In order to fully appreciate the global space technology scene; it is important to be cognizant with the discipline’s origins, evolution, prevailing status and future trends. This post will hence provide a brief but insightful understanding into the fundamental aspects concerning the origins and advancement of space science as a field.
The cardinal knowledge upon which celestial mechanics and the space science field is built can to a great extent be justly attributed to the revolutionary works in astronomy and celestial mechanics accomplished by:
- Nicolaus Copernicus (1473 – 1543)—first person to conceive a heliocentric universe (i.e. Sun at the center of the universe).
- Galileo Galilei (1564 – 1642)—made revolutionary improvements to the telescope and consequent astronomical observations that corroborated Copernicus heliocentrism.
- Johannes Kepler (1571 – 1630)—formulated the laws of planetary motion.
- Sir Isaac Newton (1643 – 1727)—developed classical mechanics theories that described universal gravitation and the three laws of motion.
This list of names is not exhaustive by any stretch. I merely attempt to mention a few extraordinary contributors among an exceptional collection of great minds that have laid our fundamental understanding of celestial dynamics and motion of bodies in space.
More recently, a Russian—Konstantin Tsiolkovsky (1857 – 1935) was first to derive the rocket equation that governs rocket powered spaceflight in 1903.
Moving forward, rocketry continued to mature in Russia, Europe and USA with significant advancements achieved by German scientists in developing the V-2 rockets for the Nazi war effort. After capturing the German rockets, the Allies sought to recruit German rocket scientist to extended the rocket technology capabilities. They substituted warheads on the rockets with scientific payloads for upper atmosphere research.
Strictly speaking, modern space-age technology is still relatively a nascent field of approximately 55 years old. This era began on 4 October 1957 when the former Soviet Union launched into orbit the first man-made satellite called Sputnik 1. This artificial satellite was roughly the size of a beach ball (58 cm in diameter and 83.6 kg in weight). Sputnik 1 took about 98 minutes to orbit the Earth. This launch ushered the space-race which in turn spawned the cold war between the then two global dominant powers i.e former Soviet Union Vs the United States. In the ensuing space-race, the former Soviet Union scored other additional ‘firsts’ over their American rivals. These included:
- Launching the first animal into orbit—a dog called Laika on 3 November 1957
- Major Yuri Gagarin became the first human in space on 12 April 1961
- Cosmonaut Alexei Leonov conducted the first extra vehicular activity (spacewalk).
The Americans too scored other ‘firsts’ over their USSR space-race rivals. For example, they launched the first active and passive telecommunication satellites in 1960 and 1962 respectively.

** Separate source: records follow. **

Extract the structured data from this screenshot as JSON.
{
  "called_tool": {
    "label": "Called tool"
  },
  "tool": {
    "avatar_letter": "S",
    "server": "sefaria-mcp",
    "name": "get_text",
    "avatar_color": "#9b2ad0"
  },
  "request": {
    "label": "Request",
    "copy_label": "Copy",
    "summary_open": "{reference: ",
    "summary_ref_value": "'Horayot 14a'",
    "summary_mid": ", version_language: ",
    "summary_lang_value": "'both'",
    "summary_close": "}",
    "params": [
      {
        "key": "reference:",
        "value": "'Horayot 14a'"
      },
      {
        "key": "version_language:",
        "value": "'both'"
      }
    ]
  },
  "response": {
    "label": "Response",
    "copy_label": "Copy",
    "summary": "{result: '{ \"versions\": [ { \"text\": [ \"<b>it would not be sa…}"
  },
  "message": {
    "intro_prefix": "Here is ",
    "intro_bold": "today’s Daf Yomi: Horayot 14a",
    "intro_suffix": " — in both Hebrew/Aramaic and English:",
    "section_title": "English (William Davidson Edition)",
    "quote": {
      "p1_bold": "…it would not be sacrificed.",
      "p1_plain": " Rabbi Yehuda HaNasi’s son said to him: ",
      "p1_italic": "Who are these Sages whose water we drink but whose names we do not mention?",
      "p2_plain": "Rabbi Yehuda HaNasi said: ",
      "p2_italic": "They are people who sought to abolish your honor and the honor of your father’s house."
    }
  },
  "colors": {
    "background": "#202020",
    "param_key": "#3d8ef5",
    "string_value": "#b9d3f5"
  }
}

However, the American Apollo program stands out as the definite game-changer. The landing on the moon by Neil Armstrong and Buzz Aldrin on 20 July 1969 marked a remarkable triumph in the space race for Americans.
By beating the former USSR to the moon, the Americans scored a phenomenal psychological and technological victory. The Americans conducted five additional moon landings between November 1969 and December 1972. These missions were essentially ‘flag and footprints’ missions. After a while, public enthusiasm in this kind space exploration waned and the American space sector was faced with diminishing funding. The focus inevitably shifted to scientific-worthwhile missions, communication satellites and militarization of space.
This chapter signified the advent of spy satellites, inter-planetary probes, manned space stations and space-borne observatories which made earth observation to flourish. Space became a podium for international cooperation; a military strategic multiplier milieu; and, a commercialization turf.